Gira, the 62-year-old creative mastermind and ringleader of the experimental rock group Swans, has devoted his musical career to creating deep and meaningful experiences through both the band’s studio work and their infamously powerful live shows. Preceded by 2012’s The Seer
and 2014’s To Be Kind
, the group’s latest offering, The Glowing Man
, represents the conclusion of a trilogy of sorts — and while it honors the slow burning, groove-oriented structure of those two records, it also expands upon it a bit by bringing a more subdued and down-to-earth vibe.
Creating the vast wealth of material that Swans pour into each studio record can often be a tedious process, especially when it’s all so well-orchestrated. Gira is aware that the prospect of even writing songs that often surpass the 20-minute mark sounds crazy, but as maddening as his methods may be he insists that it’s all worth it.

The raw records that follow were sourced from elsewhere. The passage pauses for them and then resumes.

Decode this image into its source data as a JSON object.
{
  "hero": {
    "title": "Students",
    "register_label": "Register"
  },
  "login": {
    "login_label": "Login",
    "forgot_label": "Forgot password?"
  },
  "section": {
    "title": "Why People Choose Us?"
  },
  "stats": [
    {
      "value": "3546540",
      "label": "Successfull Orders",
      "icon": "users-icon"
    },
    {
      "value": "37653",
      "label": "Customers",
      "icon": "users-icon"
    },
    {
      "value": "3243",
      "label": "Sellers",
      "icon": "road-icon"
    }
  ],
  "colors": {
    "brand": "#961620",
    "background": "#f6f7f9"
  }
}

“It’s just a gradual process of adding way too much sound to the tape, the recording medium, and then eventually scraping it away again until it makes some kind of logical sense,” he explains in a phone interview. “Putting all that together, and re-editing, and figuring out the sequence and how one song affects another, and how it can seduce you into the world that music is creating.”
Gira has always enjoyed looking at things from an elevated point of view, as evidenced by the length of his most celebrated material. This can be tied to the way he and his band often find creative inspiration in a live setting, through continual improvisation and “pursuing the sound,” as he likes to put it.

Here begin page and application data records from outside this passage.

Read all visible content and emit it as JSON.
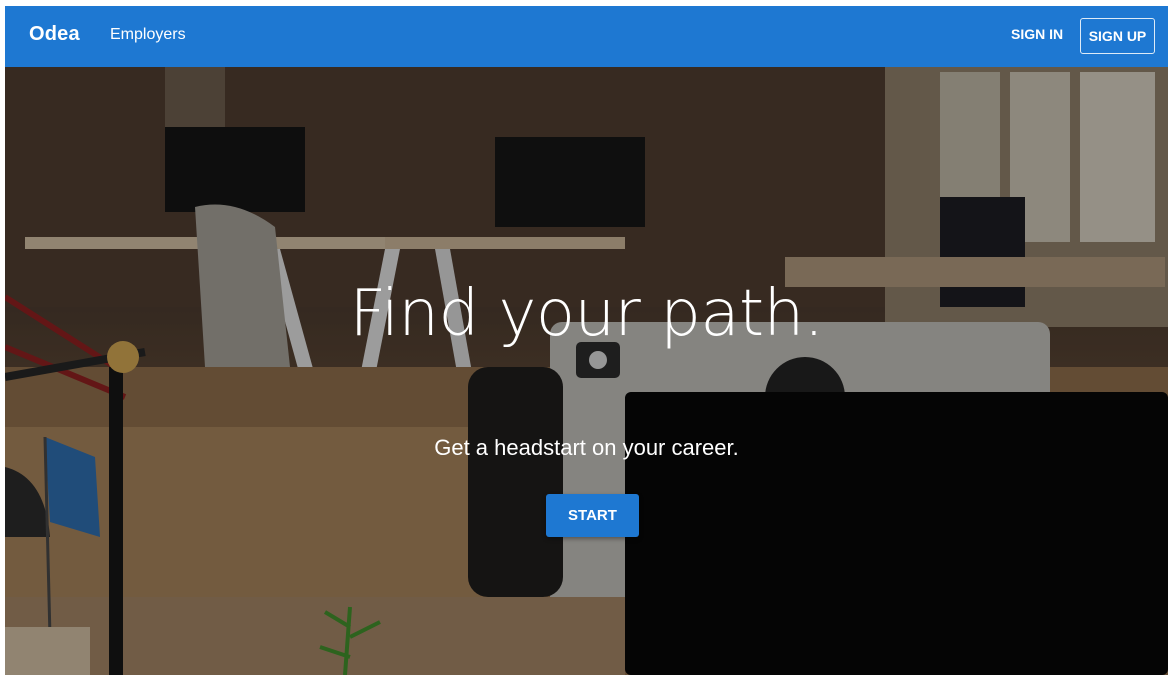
{
  "nav": {
    "brand": "Odea",
    "employers": "Employers",
    "sign_in": "SIGN IN",
    "sign_up": "SIGN UP"
  },
  "hero": {
    "title": "Find your path.",
    "subtitle": "Get a headstart on your career.",
    "cta": "START"
  },
  "colors": {
    "accent": "#1e78d2"
  }
}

Oftentimes, after reaching a breakthrough during a performance, the band keeps revisiting the same musical theme it discovered over and over until it eventually becomes a new song. This is how most of Swans’ more expansive material is written.

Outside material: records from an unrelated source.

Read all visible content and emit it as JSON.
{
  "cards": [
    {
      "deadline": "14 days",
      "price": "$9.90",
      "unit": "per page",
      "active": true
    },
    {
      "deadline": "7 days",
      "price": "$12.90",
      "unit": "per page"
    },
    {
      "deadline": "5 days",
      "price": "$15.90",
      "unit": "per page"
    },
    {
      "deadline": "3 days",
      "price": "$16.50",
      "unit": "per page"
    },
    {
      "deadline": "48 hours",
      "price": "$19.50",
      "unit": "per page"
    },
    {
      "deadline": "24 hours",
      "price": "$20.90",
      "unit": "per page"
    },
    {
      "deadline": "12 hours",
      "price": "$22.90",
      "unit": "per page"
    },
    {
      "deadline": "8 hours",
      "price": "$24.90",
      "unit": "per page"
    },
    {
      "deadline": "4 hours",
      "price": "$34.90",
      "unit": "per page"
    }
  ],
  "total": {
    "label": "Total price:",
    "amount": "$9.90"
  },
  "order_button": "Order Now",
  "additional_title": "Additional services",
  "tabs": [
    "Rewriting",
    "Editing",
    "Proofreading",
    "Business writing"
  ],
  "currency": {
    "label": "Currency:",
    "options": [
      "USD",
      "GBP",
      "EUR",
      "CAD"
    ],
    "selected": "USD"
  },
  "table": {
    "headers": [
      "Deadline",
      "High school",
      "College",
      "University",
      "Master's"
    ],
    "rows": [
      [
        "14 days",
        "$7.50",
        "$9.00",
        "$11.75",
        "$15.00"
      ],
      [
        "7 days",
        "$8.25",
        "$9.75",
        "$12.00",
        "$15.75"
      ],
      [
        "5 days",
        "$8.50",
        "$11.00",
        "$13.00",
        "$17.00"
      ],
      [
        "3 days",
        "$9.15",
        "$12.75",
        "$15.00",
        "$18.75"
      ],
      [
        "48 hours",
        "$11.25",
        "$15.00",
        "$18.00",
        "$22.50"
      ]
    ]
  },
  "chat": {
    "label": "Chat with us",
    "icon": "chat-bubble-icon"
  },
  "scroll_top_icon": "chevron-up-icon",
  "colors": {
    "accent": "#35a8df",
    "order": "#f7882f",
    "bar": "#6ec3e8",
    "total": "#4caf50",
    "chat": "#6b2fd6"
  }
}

“‘Cloud of Forgetting,’ ‘Cloud of Unknowing,’ ‘Frankie M,’ and ‘The Glowing Man’ [on the new record] — those were performed over the course of 16, 18 months, live,” Gira says. “They just morphed into the general shape you hear on the record.”
Of course, the five musicians that make up the rest of the band deserve a lot of credit for conducting this whole process, as well. Ever-grateful for what he calls “the most fruitful collaborative effort that I’ve been involved in,” Gira quickly praises the other members of Swans.
“This band has been remarkable … it’s kind of one body. Six people comprising one body. It’s very intuitive,” he raves.
This, too, can be tied back to Swans’ live performances, as the excellent artistic and personal chemistry band members have with one another allows them to further break down any barriers that may exist between them while playing together. It’s all about finding “the path,” as Gira describes it — losing oneself inside the cathedral of sound the band creates in order to encourage the music to reach deeper and deeper levels of the subconscious. It’s a magical, otherworldly thing to be a part of, and it’s the reason why Swans usually play for hours on end as loud and hard as they possibly can.
“When the sound live is working — it doesn’t always work — but when it’s really working it’s like you’re almost unconscious,” says Gira. “We’re just as much inside it as the audience, and just as surprised as the audience might be … Once it reaches an epiphany, to me it’s the closest I come to some kind of spiritual experience.”
The band pushes and pushes toward this revelatory feeling obsessively, trying to get the most out of every ounce of the material and often wearing themselves out physically in the process — in fact, according to Gira they had to cut down the amount of time they spent on stage from three hours to around two and a half in order to conserve energy while on tour. As exhausting as it may be, if the tone in Gira’s voice when he talks about it is any indication, it’s more than worth it.
Currently on tour in support of The Glowing Man
, Swans will bring this beautifully loud sonic spectacle to Beachland Ballroom on July 18. Fans of the current iteration of the band, which formed in 2010 after Gira set the project aside 13 years prior, may be particularly interested in seeing them this time around as it was recently announced that they’ll officially disband after this tour. Swans name will continue on with Gira at the helm — it’s hard to imagine him ever retiring it for good — but the five musicians with whom he has such a good creative relationship will no longer be a part of it. The “most fruitful collaborative effort” is coming to an end.
“The way I’m gonna proceed in the future is continue to use the name Swans but have a revolving cast of contributors, and see what that can produce,” he says. “I’ve got to kind of step back from it for a bit. The other fellows have other things they want to pursue, which makes sense, and we want to give it a final thrust and then let it go.”
In typical Michael Gira fashion, he’s once again pushing away the familiar to create something new and uncomfortable and undoubtedly inspiring.
“I’m not quite certain what’s gonna happen, but I think that’s where I need to be right now, in a place of uncertainty, even fear,” says Gira. “I don’t think comfort is good. It may fail abjectly, but so what?”
Swans, Okkyung Lee, 8:30 p.m. Monday, July 18, Beachland Ballroom, 15711 Waterloo Rd., 216-383-1124. Tickets: $25 ADV, $23 DOS, beachlandballroom.com.
Most professional musicians take their art extremely seriously. It kind of comes with the job. For Michael Gira, however, music acts as more than just an art form — it’s a spiritual catalyst that possesses the power to completely turn one’s mental state on its head.